- Nationally ranked experts focused on you: U.S. News & World Report ranked Rush University Medical Center among the best in the country for neurosurgery and neurology, ENT and cancer care.
- Leading-edge treatments and research: At Rush, you will have access to advanced treatments you might not find elsewhere as part of new clinical trial testing. For instance, neuro-oncologists at Rush are studying targeted therapy according to tumor markers for people with meningiomas. Our researchers have collectively published more than 300 articles on a wide range of topics related to pituitary and skull base tumor surgery, including quality of life after skull base surgery.
- Expertise in minimally invasive treatment: Radiation oncologists at Rush treat hard-to-reach brain tumors with the nonsurgical, minimally invasive alternative to brain surgery, TrueBeam STx, a robotic radiosurgery system.
- Focused on quality of life for you and your family: The brain tumor team puts your quality of life and your family’s needs first. Our supportive oncology program offers many resources to help you and your family cope with the physical and emotional effects of a brain tumor.
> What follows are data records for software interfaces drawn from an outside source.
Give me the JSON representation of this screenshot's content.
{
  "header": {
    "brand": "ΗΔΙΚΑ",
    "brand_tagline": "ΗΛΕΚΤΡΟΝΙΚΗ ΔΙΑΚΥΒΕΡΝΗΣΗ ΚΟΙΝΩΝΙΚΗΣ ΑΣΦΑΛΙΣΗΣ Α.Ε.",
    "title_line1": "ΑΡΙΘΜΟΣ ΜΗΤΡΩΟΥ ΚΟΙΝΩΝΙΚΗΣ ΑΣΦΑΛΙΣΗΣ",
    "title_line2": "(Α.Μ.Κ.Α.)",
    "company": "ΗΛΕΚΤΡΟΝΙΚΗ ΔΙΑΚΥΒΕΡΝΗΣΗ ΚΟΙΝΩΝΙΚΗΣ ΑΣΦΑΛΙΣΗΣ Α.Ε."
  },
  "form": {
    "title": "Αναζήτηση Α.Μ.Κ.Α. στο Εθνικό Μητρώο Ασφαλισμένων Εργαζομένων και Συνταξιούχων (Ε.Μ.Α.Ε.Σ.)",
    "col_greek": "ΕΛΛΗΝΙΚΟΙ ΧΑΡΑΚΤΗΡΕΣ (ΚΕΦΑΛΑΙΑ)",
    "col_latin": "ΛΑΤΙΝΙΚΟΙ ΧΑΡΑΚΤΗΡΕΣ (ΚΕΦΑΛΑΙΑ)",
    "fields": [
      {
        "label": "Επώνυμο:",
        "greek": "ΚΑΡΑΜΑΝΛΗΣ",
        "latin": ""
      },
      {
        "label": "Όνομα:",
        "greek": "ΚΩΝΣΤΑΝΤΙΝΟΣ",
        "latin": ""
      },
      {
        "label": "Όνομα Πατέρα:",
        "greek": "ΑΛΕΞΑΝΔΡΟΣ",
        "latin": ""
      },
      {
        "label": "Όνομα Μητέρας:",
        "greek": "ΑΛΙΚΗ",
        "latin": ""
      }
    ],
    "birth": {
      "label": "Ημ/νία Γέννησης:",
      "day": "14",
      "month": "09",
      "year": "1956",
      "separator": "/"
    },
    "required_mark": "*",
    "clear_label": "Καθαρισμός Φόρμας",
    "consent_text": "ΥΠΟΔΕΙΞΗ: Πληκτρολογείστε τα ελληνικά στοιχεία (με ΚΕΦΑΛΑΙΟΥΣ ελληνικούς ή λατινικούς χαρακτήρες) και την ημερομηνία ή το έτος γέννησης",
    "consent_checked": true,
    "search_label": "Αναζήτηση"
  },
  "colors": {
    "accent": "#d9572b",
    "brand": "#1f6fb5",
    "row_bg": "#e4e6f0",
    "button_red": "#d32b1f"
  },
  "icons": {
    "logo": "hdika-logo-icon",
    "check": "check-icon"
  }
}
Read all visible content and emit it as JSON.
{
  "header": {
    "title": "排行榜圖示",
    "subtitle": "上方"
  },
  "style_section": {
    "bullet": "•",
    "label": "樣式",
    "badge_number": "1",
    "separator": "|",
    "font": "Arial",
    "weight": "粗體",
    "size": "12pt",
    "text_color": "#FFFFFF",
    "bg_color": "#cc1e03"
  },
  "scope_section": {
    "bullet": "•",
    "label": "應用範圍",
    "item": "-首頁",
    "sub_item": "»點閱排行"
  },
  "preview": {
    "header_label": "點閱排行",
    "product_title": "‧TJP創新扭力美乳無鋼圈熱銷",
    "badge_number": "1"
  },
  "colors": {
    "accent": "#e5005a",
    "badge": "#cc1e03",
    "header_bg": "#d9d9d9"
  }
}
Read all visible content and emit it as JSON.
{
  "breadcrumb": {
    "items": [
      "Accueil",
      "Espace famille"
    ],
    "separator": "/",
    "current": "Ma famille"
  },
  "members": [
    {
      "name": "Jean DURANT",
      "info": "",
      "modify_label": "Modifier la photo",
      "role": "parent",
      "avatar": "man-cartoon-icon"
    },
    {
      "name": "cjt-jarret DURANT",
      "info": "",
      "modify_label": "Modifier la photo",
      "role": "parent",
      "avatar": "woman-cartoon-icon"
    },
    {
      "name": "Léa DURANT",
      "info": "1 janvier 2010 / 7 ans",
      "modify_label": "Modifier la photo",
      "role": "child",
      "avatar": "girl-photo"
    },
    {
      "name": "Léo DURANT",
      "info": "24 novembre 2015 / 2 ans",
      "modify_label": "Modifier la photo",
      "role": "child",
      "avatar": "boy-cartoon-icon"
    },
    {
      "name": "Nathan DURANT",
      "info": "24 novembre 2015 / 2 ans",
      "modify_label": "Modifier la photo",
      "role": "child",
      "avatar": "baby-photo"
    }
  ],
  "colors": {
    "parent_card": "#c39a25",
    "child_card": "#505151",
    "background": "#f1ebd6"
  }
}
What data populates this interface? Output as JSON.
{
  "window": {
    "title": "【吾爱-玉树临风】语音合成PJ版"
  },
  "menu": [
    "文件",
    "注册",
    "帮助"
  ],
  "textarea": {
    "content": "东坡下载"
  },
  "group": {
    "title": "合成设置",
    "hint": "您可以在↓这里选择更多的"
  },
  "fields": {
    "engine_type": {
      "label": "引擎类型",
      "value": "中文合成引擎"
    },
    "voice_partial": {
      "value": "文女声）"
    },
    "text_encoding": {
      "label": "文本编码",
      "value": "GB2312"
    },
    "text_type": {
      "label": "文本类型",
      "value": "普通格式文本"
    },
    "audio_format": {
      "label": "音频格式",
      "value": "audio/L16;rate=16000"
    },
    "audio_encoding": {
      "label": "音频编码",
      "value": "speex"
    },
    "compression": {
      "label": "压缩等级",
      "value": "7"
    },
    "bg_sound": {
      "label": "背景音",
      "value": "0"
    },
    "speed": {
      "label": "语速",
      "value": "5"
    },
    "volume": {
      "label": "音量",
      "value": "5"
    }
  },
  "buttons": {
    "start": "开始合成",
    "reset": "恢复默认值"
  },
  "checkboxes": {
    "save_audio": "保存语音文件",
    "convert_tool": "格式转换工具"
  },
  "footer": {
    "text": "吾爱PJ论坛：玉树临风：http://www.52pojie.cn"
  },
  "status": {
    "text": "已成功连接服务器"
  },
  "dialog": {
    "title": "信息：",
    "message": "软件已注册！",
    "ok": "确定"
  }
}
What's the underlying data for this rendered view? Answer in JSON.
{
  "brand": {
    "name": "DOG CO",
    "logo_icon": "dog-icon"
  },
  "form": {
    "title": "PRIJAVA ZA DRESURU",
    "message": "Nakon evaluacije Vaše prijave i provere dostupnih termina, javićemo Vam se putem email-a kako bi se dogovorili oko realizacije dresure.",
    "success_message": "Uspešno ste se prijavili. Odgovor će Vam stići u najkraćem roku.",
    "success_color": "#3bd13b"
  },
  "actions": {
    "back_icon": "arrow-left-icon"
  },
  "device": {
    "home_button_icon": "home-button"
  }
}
Social workers, therapists, nutritionists, integrative medicine specialists, chaplains and patient navigators are all available to support you through your treatment and beyond.